Determine the number of lines in the data that include the word "this", and write only that number.

Website and app data records
-------
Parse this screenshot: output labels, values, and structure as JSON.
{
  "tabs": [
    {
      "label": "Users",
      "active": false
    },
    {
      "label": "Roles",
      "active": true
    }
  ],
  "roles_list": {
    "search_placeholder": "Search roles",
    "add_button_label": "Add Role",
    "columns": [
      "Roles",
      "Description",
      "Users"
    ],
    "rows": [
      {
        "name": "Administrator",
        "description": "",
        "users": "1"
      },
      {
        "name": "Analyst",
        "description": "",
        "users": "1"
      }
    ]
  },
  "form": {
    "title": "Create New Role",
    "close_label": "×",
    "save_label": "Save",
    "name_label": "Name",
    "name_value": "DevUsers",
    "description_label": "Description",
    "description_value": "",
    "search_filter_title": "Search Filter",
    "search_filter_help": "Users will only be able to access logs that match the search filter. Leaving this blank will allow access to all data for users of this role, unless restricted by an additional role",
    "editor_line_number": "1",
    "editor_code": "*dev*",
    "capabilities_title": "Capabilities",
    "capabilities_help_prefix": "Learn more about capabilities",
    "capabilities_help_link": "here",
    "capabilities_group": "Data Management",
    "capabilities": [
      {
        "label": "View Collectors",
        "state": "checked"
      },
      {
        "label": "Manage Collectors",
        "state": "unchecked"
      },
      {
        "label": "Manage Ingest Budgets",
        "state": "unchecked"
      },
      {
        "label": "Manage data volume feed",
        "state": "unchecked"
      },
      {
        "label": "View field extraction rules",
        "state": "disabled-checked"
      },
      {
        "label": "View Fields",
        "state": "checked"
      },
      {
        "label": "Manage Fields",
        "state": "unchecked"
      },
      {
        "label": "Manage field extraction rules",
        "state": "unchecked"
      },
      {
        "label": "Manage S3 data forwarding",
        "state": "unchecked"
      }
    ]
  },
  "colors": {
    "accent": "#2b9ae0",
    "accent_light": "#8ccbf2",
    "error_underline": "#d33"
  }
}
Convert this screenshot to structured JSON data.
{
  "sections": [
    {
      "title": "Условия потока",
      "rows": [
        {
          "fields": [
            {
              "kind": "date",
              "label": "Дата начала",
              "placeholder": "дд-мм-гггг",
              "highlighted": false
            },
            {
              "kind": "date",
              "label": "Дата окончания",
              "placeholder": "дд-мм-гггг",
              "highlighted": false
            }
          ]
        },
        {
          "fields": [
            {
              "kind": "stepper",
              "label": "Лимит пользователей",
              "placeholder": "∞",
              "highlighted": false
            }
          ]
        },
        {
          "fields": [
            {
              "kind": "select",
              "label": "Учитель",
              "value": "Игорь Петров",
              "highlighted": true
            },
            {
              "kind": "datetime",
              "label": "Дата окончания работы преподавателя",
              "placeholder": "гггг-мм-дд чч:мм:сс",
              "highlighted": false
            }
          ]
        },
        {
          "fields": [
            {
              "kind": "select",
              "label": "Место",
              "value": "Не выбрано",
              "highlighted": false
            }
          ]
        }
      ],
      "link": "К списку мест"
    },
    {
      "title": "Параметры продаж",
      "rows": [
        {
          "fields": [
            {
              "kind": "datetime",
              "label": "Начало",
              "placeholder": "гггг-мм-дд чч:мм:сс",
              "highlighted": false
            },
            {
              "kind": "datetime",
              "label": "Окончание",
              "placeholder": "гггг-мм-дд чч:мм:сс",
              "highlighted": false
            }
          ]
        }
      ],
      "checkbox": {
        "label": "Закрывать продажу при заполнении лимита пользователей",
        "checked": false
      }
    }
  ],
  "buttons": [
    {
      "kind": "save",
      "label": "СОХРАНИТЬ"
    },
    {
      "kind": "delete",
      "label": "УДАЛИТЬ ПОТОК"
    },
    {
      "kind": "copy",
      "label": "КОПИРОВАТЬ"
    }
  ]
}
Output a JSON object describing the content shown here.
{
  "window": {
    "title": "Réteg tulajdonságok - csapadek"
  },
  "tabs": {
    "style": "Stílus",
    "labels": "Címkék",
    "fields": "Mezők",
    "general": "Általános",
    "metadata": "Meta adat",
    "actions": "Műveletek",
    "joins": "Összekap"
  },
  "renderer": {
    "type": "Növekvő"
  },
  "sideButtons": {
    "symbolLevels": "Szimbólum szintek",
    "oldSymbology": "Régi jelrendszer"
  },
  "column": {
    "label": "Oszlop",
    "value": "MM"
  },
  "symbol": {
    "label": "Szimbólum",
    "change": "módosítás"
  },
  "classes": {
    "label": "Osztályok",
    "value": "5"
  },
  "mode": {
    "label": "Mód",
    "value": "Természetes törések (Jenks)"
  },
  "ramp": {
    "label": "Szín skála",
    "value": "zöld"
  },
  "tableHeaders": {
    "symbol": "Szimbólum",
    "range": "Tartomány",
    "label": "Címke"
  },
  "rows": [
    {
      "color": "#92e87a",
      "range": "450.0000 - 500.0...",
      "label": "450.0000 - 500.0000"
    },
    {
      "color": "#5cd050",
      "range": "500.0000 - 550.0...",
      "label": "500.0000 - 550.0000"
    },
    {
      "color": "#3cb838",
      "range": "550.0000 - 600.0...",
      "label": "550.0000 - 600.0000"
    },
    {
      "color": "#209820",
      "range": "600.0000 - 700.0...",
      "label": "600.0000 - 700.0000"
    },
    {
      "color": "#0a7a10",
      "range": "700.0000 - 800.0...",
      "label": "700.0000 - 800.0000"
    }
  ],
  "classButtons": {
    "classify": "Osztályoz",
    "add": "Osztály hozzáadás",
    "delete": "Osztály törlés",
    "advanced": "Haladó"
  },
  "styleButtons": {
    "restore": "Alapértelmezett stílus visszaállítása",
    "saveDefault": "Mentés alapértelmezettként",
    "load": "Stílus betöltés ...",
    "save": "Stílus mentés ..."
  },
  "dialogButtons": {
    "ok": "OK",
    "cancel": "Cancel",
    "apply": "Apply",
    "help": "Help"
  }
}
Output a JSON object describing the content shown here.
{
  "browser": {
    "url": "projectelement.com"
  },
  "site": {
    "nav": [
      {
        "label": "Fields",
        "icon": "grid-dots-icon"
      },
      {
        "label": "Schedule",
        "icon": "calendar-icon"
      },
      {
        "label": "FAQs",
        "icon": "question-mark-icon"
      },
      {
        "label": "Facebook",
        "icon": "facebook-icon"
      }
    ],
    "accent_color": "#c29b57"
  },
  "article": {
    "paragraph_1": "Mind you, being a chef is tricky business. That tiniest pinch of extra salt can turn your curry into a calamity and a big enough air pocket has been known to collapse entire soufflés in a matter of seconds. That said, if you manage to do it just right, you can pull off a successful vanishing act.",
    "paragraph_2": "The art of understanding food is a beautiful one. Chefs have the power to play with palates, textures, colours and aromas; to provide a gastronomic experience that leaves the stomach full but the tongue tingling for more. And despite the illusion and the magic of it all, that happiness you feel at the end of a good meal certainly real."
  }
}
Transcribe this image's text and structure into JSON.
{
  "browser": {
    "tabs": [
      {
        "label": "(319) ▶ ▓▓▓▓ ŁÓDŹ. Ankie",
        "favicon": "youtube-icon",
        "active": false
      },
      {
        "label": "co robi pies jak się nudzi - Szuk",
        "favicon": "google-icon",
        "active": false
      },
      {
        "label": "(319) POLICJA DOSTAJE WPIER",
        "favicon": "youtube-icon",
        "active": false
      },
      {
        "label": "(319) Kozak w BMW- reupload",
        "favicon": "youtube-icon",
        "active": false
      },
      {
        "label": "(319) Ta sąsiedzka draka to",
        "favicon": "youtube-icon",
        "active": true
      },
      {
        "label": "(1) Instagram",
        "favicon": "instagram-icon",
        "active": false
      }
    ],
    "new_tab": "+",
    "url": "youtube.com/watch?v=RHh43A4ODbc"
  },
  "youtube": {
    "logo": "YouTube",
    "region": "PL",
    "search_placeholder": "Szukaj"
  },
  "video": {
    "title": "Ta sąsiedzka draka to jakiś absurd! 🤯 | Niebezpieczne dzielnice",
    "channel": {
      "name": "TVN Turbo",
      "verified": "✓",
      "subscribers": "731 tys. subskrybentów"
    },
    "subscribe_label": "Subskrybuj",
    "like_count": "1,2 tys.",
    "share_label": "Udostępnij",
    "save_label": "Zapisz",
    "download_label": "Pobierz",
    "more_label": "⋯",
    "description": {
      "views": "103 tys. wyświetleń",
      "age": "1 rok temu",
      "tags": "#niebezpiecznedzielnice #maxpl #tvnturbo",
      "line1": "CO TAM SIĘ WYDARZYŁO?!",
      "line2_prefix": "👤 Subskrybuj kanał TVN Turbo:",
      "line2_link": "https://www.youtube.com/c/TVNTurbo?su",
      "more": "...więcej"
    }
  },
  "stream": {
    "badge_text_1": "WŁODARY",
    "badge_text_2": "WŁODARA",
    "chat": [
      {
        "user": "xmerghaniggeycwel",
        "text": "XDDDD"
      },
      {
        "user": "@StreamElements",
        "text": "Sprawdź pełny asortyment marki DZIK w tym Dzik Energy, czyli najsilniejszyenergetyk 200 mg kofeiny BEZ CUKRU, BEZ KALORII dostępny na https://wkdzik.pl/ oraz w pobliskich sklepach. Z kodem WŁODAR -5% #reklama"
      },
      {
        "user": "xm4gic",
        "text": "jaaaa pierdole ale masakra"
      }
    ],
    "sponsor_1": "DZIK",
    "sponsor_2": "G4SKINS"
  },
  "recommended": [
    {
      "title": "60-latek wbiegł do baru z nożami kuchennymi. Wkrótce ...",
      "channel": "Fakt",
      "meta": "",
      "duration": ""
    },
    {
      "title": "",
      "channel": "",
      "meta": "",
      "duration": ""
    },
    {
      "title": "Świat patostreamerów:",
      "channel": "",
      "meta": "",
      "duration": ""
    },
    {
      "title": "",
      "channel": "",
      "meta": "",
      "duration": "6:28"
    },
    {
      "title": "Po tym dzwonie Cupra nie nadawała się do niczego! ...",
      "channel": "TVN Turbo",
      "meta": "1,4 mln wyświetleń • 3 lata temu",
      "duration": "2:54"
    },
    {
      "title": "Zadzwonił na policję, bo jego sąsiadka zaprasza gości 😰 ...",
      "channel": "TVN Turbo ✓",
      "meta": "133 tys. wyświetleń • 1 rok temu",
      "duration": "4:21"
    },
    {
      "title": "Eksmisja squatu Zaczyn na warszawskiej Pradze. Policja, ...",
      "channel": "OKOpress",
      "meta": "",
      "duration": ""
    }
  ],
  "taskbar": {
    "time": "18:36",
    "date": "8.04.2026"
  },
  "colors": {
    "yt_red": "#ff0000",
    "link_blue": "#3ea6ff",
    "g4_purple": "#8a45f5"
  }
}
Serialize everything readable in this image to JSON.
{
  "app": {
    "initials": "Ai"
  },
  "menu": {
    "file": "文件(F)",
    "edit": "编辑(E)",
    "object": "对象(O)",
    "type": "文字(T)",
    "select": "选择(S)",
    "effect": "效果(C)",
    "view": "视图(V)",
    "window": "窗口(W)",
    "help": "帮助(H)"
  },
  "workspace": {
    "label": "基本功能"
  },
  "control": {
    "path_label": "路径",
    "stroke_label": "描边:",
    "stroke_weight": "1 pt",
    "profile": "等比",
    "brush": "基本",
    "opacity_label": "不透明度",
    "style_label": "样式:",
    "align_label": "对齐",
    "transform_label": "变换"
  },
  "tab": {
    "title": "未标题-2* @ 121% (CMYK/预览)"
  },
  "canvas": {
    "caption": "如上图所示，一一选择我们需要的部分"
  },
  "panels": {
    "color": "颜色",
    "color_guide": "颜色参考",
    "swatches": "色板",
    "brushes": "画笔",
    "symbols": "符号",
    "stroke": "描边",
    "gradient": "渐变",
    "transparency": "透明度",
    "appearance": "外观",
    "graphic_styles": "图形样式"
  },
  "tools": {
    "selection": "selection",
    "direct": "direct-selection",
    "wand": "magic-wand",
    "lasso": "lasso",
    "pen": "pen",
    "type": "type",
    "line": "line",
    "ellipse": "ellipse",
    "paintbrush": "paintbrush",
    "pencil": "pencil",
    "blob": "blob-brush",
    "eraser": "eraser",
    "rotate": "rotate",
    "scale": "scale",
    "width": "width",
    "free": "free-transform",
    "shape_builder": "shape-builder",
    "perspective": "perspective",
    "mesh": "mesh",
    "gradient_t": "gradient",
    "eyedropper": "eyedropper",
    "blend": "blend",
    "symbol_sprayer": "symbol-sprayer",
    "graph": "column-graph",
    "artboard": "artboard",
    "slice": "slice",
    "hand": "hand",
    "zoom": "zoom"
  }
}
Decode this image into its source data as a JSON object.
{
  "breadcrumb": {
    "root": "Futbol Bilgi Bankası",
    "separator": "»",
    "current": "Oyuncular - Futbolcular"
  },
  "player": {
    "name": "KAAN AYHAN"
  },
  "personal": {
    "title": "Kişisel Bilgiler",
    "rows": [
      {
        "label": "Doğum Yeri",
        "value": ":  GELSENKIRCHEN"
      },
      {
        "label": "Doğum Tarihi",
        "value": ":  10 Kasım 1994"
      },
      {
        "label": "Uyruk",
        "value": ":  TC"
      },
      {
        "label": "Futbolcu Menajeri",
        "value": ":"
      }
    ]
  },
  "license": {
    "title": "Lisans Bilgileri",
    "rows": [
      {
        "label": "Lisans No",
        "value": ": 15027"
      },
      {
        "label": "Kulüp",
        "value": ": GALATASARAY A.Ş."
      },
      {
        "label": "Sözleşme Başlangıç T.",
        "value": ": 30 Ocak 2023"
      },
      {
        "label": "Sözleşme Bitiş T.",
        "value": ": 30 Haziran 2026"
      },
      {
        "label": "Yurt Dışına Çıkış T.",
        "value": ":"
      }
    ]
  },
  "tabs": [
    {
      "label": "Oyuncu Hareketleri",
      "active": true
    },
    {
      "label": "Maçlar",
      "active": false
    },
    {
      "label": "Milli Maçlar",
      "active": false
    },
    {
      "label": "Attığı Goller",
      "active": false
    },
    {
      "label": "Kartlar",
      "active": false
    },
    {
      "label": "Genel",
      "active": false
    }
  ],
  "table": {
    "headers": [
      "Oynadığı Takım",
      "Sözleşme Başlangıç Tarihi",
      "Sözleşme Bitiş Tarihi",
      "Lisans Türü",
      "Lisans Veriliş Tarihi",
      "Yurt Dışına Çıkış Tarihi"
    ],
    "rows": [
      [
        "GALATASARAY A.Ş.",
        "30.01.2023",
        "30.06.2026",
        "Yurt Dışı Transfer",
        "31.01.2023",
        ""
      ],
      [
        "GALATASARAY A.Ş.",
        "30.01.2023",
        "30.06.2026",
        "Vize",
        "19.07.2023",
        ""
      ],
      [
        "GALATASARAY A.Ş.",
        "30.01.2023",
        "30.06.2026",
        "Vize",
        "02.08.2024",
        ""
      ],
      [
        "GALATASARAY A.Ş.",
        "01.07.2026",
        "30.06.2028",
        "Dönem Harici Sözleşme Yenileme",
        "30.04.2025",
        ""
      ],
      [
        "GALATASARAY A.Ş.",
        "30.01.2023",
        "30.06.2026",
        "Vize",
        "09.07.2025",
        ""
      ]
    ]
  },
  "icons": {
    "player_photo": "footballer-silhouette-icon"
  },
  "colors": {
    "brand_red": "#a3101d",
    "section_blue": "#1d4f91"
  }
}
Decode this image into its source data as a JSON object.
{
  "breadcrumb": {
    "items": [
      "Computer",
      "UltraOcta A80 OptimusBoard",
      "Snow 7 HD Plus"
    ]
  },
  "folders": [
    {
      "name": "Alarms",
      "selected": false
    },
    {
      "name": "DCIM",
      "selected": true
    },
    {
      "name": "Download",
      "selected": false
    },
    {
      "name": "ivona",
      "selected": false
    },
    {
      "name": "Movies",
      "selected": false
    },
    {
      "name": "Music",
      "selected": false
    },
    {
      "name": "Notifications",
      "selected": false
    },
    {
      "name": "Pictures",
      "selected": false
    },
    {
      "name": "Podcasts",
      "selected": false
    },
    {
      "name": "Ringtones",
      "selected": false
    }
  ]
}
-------
WRITTEN ANSWER:
7